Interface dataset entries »
┄┄┄┄┄┄
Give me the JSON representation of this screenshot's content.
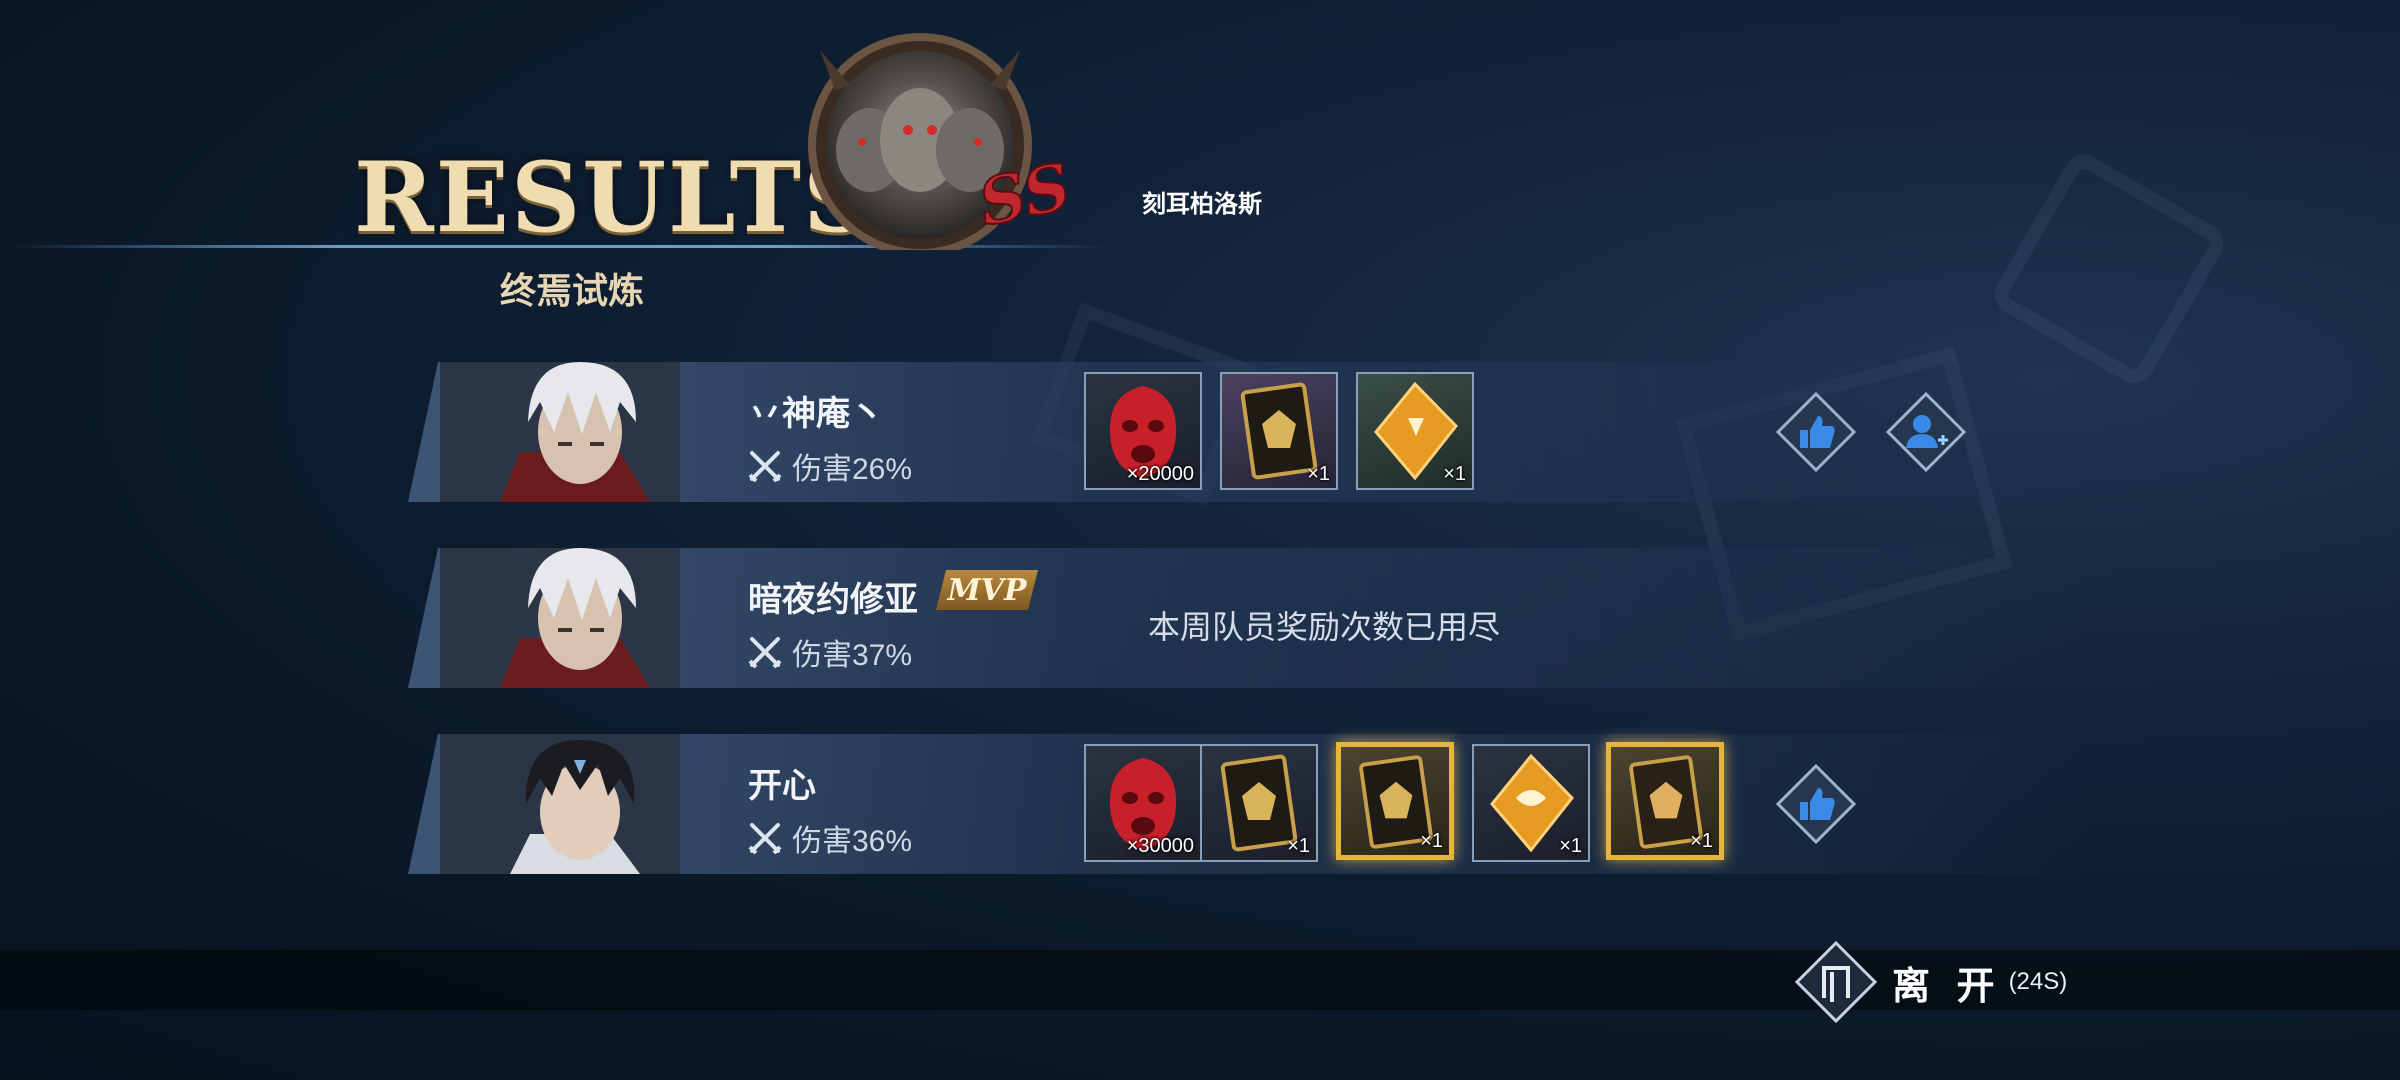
{
  "header": {
    "title": "RESULTS",
    "subtitle": "终焉试炼",
    "boss_name": "刻耳柏洛斯",
    "boss_icon": "three-headed-dog-emblem",
    "rank_mark": "SSS"
  },
  "players": [
    {
      "name": "丷神庵丶",
      "damage_label": "伤害26%",
      "avatar_icon": "white-haired-warrior-portrait",
      "mvp": false,
      "rewards": [
        {
          "icon": "red-mask-item",
          "qty": "×20000"
        },
        {
          "icon": "gold-emblem-card",
          "qty": "×1"
        },
        {
          "icon": "orange-crystal",
          "qty": "×1"
        }
      ]
    },
    {
      "name": "暗夜约修亚",
      "damage_label": "伤害37%",
      "avatar_icon": "white-haired-warrior-portrait",
      "mvp": true,
      "mvp_label": "MVP",
      "notice": "本周队员奖励次数已用尽"
    },
    {
      "name": "开心",
      "damage_label": "伤害36%",
      "avatar_icon": "dark-haired-warrior-portrait",
      "mvp": false,
      "rewards": [
        {
          "icon": "red-mask-item",
          "qty": "×30000"
        },
        {
          "icon": "gold-emblem-card",
          "qty": "×1"
        },
        {
          "icon": "gold-emblem-card",
          "qty": "×1"
        },
        {
          "icon": "orange-crystal",
          "qty": "×1"
        },
        {
          "icon": "gold-emblem-card",
          "qty": "×1"
        }
      ]
    }
  ],
  "leave": {
    "label": "离 开",
    "timer": "(24S)"
  },
  "colors": {
    "accent_gold": "#e6b63a",
    "title_gold": "#efdcb0",
    "button_blue": "#3a7fd6"
  }
}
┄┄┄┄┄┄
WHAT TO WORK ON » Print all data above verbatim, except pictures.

RESULT OF THE TASK »
Give me the JSON representation of this screenshot's content.
{
  "header": {
    "title": "RESULTS",
    "subtitle": "终焉试炼",
    "boss_name": "刻耳柏洛斯",
    "boss_icon": "three-headed-dog-emblem",
    "rank_mark": "SSS"
  },
  "players": [
    {
      "name": "丷神庵丶",
      "damage_label": "伤害26%",
      "avatar_icon": "white-haired-warrior-portrait",
      "mvp": false,
      "rewards": [
        {
          "icon": "red-mask-item",
          "qty": "×20000"
        },
        {
          "icon": "gold-emblem-card",
          "qty": "×1"
        },
        {
          "icon": "orange-crystal",
          "qty": "×1"
        }
      ]
    },
    {
      "name": "暗夜约修亚",
      "damage_label": "伤害37%",
      "avatar_icon": "white-haired-warrior-portrait",
      "mvp": true,
      "mvp_label": "MVP",
      "notice": "本周队员奖励次数已用尽"
    },
    {
      "name": "开心",
      "damage_label": "伤害36%",
      "avatar_icon": "dark-haired-warrior-portrait",
      "mvp": false,
      "rewards": [
        {
          "icon": "red-mask-item",
          "qty": "×30000"
        },
        {
          "icon": "gold-emblem-card",
          "qty": "×1"
        },
        {
          "icon": "gold-emblem-card",
          "qty": "×1"
        },
        {
          "icon": "orange-crystal",
          "qty": "×1"
        },
        {
          "icon": "gold-emblem-card",
          "qty": "×1"
        }
      ]
    }
  ],
  "leave": {
    "label": "离 开",
    "timer": "(24S)"
  },
  "colors": {
    "accent_gold": "#e6b63a",
    "title_gold": "#efdcb0",
    "button_blue": "#3a7fd6"
  }
}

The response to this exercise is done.